* **EXERCISE REQUIREMENTS**:
Identify all lines of the data containing the string "Density" and copy them.
SUPPLIED MATERIAL: Begin
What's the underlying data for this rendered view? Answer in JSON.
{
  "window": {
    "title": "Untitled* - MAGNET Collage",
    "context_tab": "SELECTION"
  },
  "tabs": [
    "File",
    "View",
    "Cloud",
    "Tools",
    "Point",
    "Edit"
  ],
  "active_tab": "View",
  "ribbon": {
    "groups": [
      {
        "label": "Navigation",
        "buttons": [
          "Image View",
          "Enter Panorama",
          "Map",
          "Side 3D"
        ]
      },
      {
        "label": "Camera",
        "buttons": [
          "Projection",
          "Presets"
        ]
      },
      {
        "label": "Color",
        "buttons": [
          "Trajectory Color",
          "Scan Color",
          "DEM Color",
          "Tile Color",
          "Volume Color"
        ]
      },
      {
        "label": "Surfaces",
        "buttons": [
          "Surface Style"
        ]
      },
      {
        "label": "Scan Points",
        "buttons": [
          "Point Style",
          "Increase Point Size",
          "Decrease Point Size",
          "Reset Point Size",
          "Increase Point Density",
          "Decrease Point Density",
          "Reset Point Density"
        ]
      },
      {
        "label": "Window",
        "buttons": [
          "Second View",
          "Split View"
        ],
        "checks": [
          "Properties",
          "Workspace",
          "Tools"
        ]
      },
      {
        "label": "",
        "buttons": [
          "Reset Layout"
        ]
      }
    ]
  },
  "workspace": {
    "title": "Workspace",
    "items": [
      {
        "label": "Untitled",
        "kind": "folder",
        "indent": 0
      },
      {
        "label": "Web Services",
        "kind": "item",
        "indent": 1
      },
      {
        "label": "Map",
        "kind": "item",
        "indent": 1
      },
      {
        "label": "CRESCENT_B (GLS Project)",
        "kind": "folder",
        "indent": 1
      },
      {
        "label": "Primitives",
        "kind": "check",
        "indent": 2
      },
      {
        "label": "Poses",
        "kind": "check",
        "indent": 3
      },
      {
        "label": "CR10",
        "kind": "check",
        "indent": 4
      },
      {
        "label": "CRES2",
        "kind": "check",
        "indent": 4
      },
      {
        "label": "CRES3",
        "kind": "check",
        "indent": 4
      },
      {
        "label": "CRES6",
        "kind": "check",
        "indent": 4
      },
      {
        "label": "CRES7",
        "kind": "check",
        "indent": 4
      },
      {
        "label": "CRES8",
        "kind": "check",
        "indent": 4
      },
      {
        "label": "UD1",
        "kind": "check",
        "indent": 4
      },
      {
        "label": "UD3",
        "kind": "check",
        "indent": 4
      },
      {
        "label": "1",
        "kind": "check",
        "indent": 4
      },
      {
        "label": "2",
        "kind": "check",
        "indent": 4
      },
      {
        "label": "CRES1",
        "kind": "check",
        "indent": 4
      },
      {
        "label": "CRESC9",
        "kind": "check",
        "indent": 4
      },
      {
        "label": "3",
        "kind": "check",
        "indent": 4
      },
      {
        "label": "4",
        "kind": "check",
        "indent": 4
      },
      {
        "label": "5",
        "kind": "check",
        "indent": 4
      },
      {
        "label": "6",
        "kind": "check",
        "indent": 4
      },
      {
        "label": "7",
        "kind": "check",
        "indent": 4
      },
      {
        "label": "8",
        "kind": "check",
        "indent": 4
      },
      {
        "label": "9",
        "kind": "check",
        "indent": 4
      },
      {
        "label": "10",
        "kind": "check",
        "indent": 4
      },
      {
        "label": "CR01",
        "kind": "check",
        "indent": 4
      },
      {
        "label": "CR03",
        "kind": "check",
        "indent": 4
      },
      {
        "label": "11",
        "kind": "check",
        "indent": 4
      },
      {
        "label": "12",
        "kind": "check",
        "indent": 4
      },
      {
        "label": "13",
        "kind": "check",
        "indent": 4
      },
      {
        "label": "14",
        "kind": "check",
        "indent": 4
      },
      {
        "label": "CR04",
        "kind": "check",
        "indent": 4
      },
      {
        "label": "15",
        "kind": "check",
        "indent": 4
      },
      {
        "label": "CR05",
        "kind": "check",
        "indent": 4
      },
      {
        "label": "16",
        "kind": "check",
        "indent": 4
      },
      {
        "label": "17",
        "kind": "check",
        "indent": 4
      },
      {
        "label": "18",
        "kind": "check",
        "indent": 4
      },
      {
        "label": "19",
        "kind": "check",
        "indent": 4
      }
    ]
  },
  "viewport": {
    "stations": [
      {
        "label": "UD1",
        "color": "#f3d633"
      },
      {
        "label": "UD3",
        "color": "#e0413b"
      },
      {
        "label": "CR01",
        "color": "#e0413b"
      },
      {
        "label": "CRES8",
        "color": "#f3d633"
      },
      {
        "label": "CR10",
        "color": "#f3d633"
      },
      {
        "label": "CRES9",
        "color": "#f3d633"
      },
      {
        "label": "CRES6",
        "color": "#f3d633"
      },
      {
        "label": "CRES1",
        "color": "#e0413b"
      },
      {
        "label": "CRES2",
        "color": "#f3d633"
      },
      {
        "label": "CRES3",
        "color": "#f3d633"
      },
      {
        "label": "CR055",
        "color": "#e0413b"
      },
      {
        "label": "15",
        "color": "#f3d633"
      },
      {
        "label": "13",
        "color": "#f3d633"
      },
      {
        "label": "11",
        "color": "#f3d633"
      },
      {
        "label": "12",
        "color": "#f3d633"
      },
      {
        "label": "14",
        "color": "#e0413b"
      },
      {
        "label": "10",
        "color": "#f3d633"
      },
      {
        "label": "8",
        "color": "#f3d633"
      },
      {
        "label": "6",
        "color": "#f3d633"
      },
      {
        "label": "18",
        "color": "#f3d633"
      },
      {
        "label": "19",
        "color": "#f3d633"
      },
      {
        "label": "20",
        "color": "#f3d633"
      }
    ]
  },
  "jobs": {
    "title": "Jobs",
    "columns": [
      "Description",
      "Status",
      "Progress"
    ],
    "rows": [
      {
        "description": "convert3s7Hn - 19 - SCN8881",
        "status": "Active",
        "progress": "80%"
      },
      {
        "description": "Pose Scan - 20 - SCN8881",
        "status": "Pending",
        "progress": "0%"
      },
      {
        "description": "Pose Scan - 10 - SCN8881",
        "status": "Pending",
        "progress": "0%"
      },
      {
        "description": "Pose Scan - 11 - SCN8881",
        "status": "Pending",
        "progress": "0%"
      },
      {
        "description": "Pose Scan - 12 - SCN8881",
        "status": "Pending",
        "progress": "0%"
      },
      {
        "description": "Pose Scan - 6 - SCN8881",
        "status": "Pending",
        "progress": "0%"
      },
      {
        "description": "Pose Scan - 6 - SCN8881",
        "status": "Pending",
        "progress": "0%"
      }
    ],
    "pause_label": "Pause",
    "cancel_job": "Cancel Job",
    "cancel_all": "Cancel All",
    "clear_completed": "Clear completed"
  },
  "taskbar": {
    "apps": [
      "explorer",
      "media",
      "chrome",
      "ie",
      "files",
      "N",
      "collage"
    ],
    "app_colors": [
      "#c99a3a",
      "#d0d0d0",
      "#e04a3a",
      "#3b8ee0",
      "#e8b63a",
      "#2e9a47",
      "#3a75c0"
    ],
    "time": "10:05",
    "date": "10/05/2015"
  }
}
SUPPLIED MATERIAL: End
* **TASK SOLUTION**:
          "Increase Point Density",
          "Decrease Point Density",
          "Reset Point Density"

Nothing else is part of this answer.